-- Aim of the exercise --
For this exercise, copy each line of the records that contains the word "true".

-- Data for review --

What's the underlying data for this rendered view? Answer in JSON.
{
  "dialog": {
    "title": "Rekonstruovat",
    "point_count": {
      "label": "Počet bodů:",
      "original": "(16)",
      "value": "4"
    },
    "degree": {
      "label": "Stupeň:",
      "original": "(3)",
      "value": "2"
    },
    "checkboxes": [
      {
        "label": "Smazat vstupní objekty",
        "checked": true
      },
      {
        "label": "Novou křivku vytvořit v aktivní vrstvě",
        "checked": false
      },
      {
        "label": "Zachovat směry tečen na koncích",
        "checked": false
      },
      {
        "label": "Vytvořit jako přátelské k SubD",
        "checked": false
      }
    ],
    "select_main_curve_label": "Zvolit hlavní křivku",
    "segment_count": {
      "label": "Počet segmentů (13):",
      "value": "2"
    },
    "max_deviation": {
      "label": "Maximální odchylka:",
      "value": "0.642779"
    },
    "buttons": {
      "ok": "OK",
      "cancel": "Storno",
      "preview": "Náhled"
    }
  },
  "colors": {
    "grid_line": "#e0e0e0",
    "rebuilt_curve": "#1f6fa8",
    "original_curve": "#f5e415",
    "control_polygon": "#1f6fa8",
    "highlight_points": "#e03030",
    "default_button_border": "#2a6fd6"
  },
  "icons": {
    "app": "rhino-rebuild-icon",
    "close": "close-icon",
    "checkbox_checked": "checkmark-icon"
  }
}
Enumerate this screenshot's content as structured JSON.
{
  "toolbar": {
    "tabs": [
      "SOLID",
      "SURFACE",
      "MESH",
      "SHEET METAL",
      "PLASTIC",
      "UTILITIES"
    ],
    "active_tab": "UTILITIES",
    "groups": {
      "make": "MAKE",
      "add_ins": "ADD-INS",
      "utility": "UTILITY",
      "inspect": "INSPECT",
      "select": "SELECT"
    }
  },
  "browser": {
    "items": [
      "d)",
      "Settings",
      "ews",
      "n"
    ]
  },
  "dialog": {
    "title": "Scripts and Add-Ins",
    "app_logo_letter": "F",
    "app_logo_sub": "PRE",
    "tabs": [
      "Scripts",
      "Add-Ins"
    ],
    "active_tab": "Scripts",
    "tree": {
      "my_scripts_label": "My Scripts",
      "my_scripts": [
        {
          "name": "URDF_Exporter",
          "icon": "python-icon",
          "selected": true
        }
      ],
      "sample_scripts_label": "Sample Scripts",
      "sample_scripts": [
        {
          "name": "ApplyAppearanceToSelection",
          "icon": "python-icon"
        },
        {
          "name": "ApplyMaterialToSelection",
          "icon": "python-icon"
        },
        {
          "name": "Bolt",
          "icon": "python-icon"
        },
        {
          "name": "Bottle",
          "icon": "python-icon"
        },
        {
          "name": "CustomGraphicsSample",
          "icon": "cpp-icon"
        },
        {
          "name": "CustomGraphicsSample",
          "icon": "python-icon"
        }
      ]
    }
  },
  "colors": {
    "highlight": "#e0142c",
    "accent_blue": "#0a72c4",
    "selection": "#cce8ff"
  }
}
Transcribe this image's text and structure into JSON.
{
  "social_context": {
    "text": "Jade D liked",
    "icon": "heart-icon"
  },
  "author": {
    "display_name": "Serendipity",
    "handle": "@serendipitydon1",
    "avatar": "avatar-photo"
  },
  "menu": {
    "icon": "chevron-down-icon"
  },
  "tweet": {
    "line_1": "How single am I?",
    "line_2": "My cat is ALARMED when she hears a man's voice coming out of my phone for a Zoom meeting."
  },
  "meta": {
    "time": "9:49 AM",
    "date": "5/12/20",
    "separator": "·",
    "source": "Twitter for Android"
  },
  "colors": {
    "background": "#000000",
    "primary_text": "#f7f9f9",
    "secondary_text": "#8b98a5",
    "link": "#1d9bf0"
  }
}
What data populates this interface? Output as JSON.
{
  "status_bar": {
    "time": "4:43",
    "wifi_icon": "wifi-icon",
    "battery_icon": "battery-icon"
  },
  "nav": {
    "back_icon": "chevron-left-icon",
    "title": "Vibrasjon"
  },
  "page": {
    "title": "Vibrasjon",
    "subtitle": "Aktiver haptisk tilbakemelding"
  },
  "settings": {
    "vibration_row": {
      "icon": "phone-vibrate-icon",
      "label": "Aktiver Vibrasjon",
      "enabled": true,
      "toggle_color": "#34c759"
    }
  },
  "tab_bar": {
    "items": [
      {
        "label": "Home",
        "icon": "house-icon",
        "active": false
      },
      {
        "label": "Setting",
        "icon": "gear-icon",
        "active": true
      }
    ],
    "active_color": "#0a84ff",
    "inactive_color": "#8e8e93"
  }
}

-- Solution for this problem --
        "checked": true
          "selected": true
      "enabled": true,
        "active": true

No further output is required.